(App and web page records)

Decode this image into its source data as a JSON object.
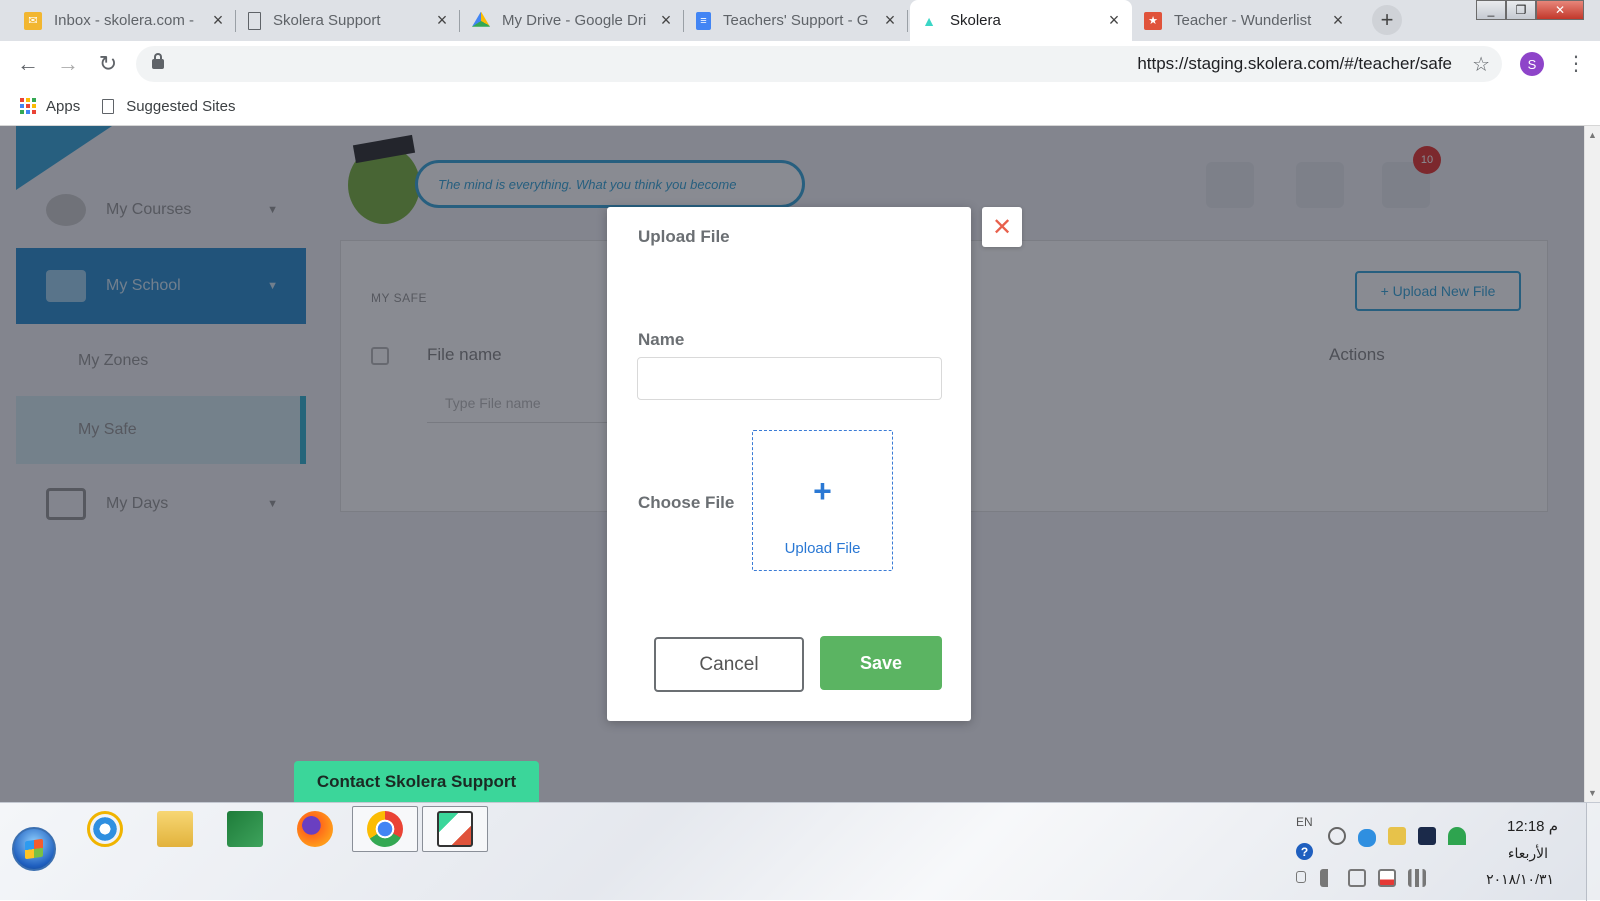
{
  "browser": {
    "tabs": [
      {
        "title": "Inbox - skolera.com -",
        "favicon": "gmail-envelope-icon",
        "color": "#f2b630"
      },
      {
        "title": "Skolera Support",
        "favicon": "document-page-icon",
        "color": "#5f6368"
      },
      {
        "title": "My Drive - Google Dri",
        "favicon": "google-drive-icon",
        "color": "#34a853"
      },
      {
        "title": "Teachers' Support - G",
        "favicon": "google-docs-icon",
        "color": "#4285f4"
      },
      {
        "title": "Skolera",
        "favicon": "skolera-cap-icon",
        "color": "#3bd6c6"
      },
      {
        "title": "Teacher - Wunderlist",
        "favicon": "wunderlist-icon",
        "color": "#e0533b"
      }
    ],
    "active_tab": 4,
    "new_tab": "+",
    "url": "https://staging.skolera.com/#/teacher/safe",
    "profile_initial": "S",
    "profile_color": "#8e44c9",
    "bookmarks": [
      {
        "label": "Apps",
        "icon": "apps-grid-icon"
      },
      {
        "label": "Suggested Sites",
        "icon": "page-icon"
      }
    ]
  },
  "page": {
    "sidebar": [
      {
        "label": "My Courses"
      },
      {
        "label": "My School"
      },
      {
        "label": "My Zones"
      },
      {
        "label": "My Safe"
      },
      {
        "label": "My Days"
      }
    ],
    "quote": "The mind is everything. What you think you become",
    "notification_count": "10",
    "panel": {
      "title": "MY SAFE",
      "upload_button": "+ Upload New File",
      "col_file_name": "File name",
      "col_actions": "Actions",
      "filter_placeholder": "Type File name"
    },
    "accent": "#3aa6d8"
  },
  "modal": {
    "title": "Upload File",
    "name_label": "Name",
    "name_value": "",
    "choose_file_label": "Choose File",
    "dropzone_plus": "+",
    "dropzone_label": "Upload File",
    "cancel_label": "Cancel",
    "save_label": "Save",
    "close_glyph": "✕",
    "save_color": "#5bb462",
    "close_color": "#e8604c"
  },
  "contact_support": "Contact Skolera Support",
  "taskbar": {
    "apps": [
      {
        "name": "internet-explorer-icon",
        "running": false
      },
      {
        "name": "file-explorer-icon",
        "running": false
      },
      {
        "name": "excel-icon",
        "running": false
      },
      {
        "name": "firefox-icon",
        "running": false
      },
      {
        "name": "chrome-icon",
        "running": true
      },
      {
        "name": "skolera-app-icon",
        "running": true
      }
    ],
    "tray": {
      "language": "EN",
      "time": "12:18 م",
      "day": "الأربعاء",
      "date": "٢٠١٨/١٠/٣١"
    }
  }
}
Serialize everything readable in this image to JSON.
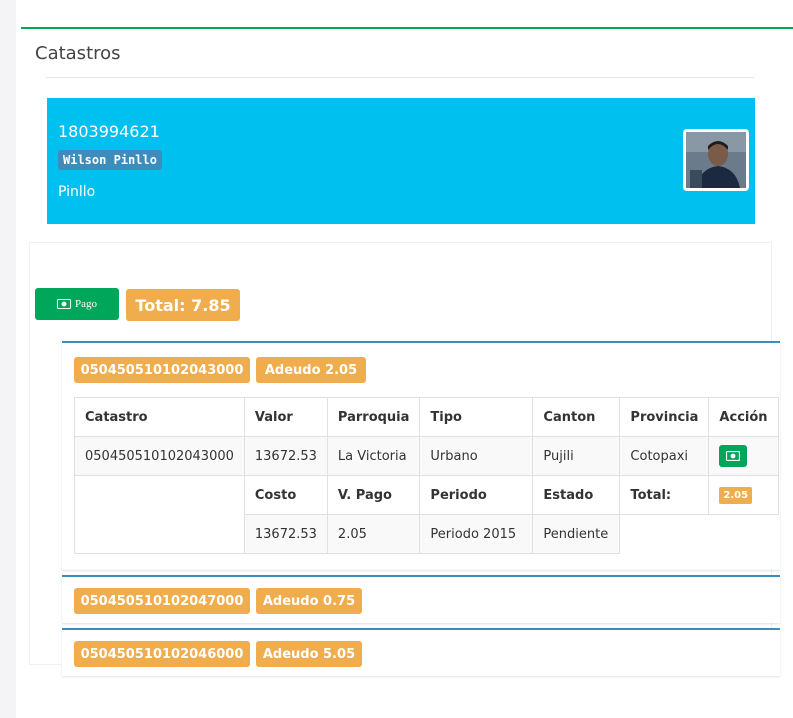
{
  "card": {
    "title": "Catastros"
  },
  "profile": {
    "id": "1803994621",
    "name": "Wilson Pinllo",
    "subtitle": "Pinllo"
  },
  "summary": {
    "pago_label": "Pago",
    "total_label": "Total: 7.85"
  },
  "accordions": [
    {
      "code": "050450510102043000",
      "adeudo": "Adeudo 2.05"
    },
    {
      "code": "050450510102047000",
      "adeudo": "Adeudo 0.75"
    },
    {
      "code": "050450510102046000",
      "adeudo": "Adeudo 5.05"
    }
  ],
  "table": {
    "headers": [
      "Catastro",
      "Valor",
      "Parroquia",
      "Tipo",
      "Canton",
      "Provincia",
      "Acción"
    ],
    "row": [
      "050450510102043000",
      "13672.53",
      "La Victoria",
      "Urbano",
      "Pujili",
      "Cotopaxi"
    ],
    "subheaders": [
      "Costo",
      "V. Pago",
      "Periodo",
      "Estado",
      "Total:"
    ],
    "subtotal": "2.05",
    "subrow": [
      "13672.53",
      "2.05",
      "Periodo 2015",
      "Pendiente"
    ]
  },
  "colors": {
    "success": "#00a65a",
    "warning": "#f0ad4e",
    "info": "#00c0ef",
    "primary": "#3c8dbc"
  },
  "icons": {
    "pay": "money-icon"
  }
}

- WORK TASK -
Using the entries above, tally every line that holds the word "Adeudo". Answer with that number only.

- REPLY -
3